Innocently Caught

Maybe I’ve read too many John Le Carre’s novels, but what struck me about the recent spy saga was not the existence of sleeper agents but the human aspects of the outcome. Here are 10 people who’ve lived in the U.S. for a number of years, who had established lives, and who are now going to different Russia than the one they had left, to a set of experiences with a modicum of unknown. Most of all their children who are actually U.S. citizens will in almost all cases be going to a foreign country. Maybe they speak the language, maybe they don’t. Regardless, their lives are completely upturned and undergoing the private equivalent of a revolution.
Earlier in the day I’d read an article chronicling the personal narratives of several illegal immigrants. Most had arrived in the U.S. illegally with their parents as children and were now also in predicaments not of their own making.

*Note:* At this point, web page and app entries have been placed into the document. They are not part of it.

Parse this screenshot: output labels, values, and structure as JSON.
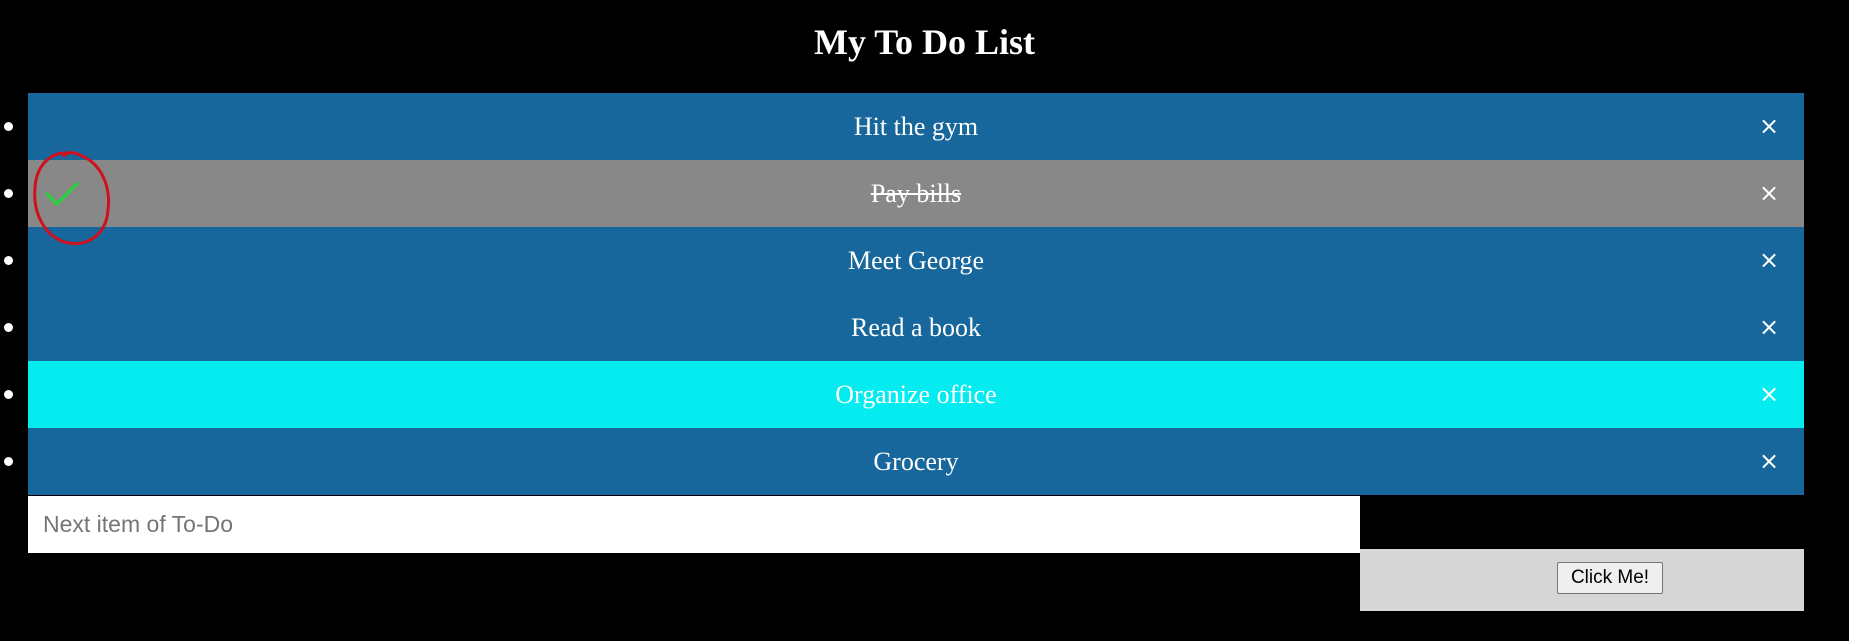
{
  "header": {
    "title": "My To Do List"
  },
  "todos": [
    {
      "text": "Hit the gym",
      "state": "normal"
    },
    {
      "text": "Pay bills",
      "state": "checked"
    },
    {
      "text": "Meet George",
      "state": "normal"
    },
    {
      "text": "Read a book",
      "state": "normal"
    },
    {
      "text": "Organize office",
      "state": "hover"
    },
    {
      "text": "Grocery",
      "state": "normal"
    }
  ],
  "close_glyph": "×",
  "input": {
    "placeholder": "Next item of To-Do",
    "value": ""
  },
  "add_button": {
    "label": "Click Me!"
  },
  "colors": {
    "background": "#000000",
    "item": "#17679c",
    "item_checked": "#888888",
    "item_hover": "#04ecef",
    "check_mark": "#2ecc40",
    "annotation": "#d0101c",
    "add_area": "#d6d6d6"
  },
  "icons": {
    "check": "check-icon",
    "close": "close-icon",
    "bullet": "bullet-icon",
    "annotation": "annotation-circle"
  }
}
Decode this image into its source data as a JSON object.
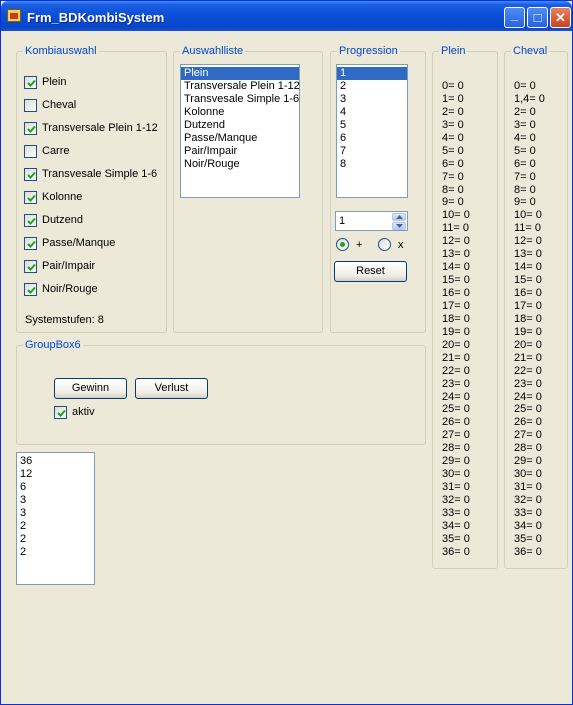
{
  "window": {
    "title": "Frm_BDKombiSystem",
    "minimize": "_",
    "maximize": "□",
    "close": "✕",
    "icon": "app-icon"
  },
  "kombiauswahl": {
    "title": "Kombiauswahl",
    "items": [
      {
        "label": "Plein",
        "checked": true
      },
      {
        "label": "Cheval",
        "checked": false
      },
      {
        "label": "Transversale Plein 1-12",
        "checked": true
      },
      {
        "label": "Carre",
        "checked": false
      },
      {
        "label": "Transvesale Simple 1-6",
        "checked": true
      },
      {
        "label": "Kolonne",
        "checked": true
      },
      {
        "label": "Dutzend",
        "checked": true
      },
      {
        "label": "Passe/Manque",
        "checked": true
      },
      {
        "label": "Pair/Impair",
        "checked": true
      },
      {
        "label": "Noir/Rouge",
        "checked": true
      }
    ],
    "systemstufen": "Systemstufen: 8"
  },
  "auswahlliste": {
    "title": "Auswahlliste",
    "items": [
      "Plein",
      "Transversale Plein 1-12",
      "Transvesale Simple 1-6",
      "Kolonne",
      "Dutzend",
      "Passe/Manque",
      "Pair/Impair",
      "Noir/Rouge"
    ],
    "selected": "Plein"
  },
  "progression": {
    "title": "Progression",
    "items": [
      "1",
      "2",
      "3",
      "4",
      "5",
      "6",
      "7",
      "8"
    ],
    "selected": "1",
    "spin_value": "1",
    "radio_plus": {
      "label": "+",
      "checked": true
    },
    "radio_x": {
      "label": "x",
      "checked": false
    },
    "reset_label": "Reset"
  },
  "groupbox6": {
    "title": "GroupBox6",
    "gewinn_label": "Gewinn",
    "verlust_label": "Verlust",
    "aktiv_label": "aktiv",
    "aktiv_checked": true
  },
  "result_list": [
    "36",
    "12",
    "6",
    "3",
    "3",
    "2",
    "2",
    "2"
  ],
  "plein": {
    "title": "Plein",
    "lines": [
      "0= 0",
      "1= 0",
      "2= 0",
      "3= 0",
      "4= 0",
      "5= 0",
      "6= 0",
      "7= 0",
      "8= 0",
      "9= 0",
      "10= 0",
      "11= 0",
      "12= 0",
      "13= 0",
      "14= 0",
      "15= 0",
      "16= 0",
      "17= 0",
      "18= 0",
      "19= 0",
      "20= 0",
      "21= 0",
      "22= 0",
      "23= 0",
      "24= 0",
      "25= 0",
      "26= 0",
      "27= 0",
      "28= 0",
      "29= 0",
      "30= 0",
      "31= 0",
      "32= 0",
      "33= 0",
      "34= 0",
      "35= 0",
      "36= 0"
    ]
  },
  "cheval": {
    "title": "Cheval",
    "lines": [
      "0= 0",
      "1,4= 0",
      "2= 0",
      "3= 0",
      "4= 0",
      "5= 0",
      "6= 0",
      "7= 0",
      "8= 0",
      "9= 0",
      "10= 0",
      "11= 0",
      "12= 0",
      "13= 0",
      "14= 0",
      "15= 0",
      "16= 0",
      "17= 0",
      "18= 0",
      "19= 0",
      "20= 0",
      "21= 0",
      "22= 0",
      "23= 0",
      "24= 0",
      "25= 0",
      "26= 0",
      "27= 0",
      "28= 0",
      "29= 0",
      "30= 0",
      "31= 0",
      "32= 0",
      "33= 0",
      "34= 0",
      "35= 0",
      "36= 0"
    ]
  },
  "colors": {
    "titlebar": "#0a4ed8",
    "legend": "#0046d5",
    "selection": "#316ac5",
    "window_bg": "#ece9d8"
  }
}
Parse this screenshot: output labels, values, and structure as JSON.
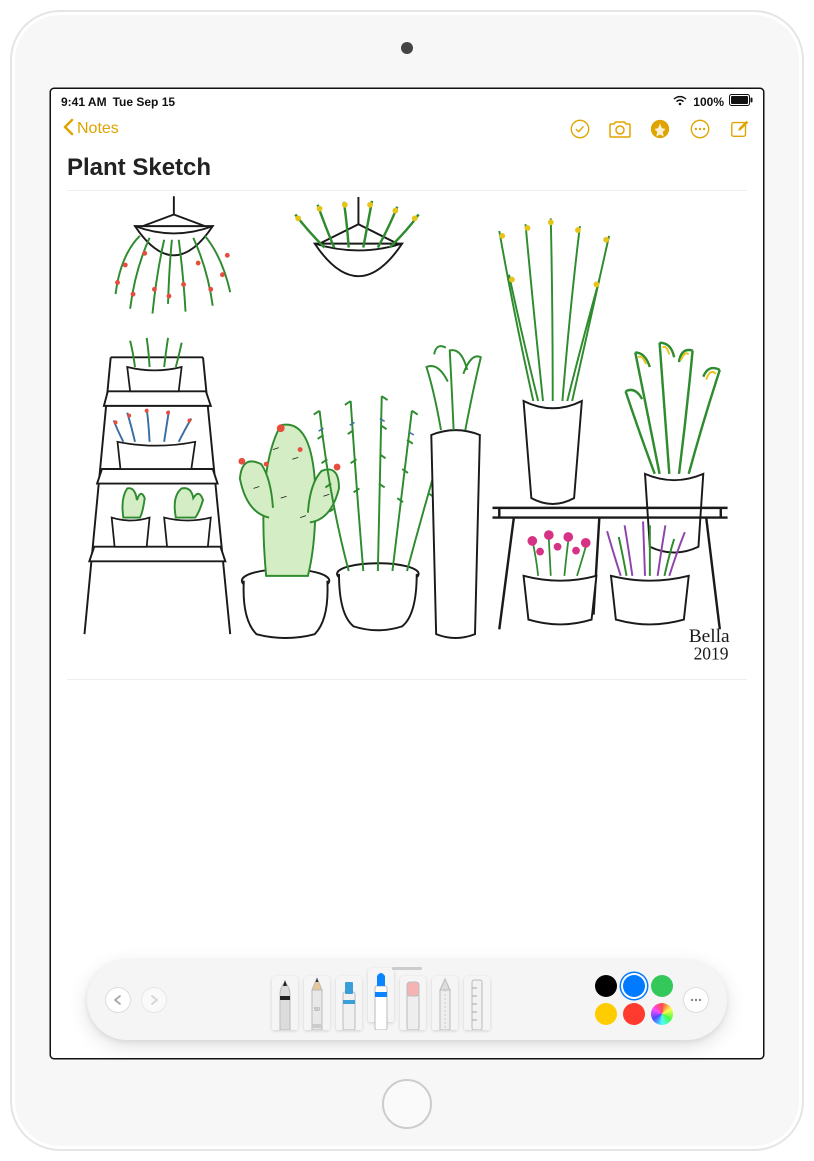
{
  "status": {
    "time": "9:41 AM",
    "date": "Tue Sep 15",
    "battery": "100%"
  },
  "nav": {
    "back_label": "Notes"
  },
  "note": {
    "title": "Plant Sketch",
    "signature_name": "Bella",
    "signature_year": "2019"
  },
  "toolbar": {
    "colors": {
      "black": "#000000",
      "blue": "#007aff",
      "green": "#34c759",
      "yellow": "#ffcc00",
      "red": "#ff3b30"
    },
    "selected_color": "blue",
    "tools": [
      "pen",
      "pencil",
      "highlighter",
      "marker",
      "eraser",
      "lasso",
      "ruler"
    ],
    "selected_tool": "marker"
  }
}
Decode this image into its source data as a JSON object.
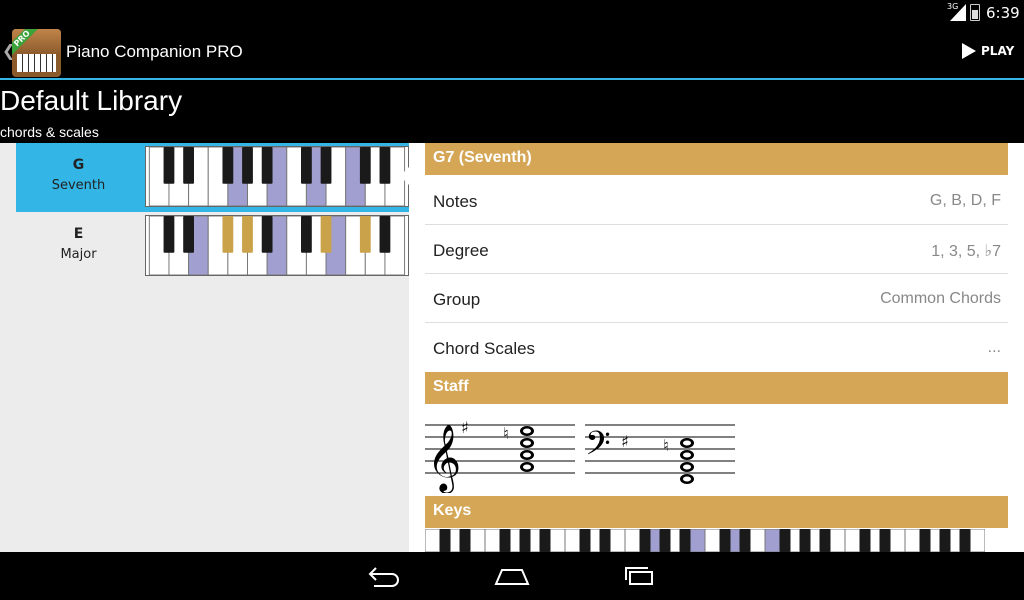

Maybe we can’t change much about the unexpected difficulties or hardships of all these young people, but we can give them our compassion, we can stretch our understanding to include those who are innocently caught in the consequences of the actions of others.